Problem to work on: Take each line of the records below that contains the string "star" and copy it.

---------------

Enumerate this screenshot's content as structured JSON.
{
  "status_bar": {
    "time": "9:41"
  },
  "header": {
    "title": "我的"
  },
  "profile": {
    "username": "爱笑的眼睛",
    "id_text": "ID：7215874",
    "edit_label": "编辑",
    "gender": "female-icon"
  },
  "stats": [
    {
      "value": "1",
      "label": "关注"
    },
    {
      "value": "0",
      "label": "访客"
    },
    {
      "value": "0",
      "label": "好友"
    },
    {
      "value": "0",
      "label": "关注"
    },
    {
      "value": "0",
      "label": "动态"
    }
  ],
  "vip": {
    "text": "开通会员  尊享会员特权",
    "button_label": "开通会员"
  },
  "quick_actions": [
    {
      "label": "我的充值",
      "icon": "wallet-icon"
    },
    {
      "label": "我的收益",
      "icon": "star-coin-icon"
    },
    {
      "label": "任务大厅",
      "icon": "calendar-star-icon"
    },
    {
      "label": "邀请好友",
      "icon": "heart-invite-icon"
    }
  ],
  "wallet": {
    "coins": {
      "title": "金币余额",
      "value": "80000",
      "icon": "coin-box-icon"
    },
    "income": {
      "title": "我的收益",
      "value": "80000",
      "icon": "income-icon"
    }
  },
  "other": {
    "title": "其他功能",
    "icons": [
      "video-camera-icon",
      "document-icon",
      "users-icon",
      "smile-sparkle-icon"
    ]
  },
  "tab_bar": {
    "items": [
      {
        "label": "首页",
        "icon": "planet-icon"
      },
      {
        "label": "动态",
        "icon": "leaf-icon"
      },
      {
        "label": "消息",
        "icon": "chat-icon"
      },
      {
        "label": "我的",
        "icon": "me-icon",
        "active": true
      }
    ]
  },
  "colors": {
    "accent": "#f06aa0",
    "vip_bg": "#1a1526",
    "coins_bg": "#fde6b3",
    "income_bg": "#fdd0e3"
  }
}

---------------

Solution for this exercise:
      "icon": "star-coin-icon"
      "icon": "calendar-star-icon"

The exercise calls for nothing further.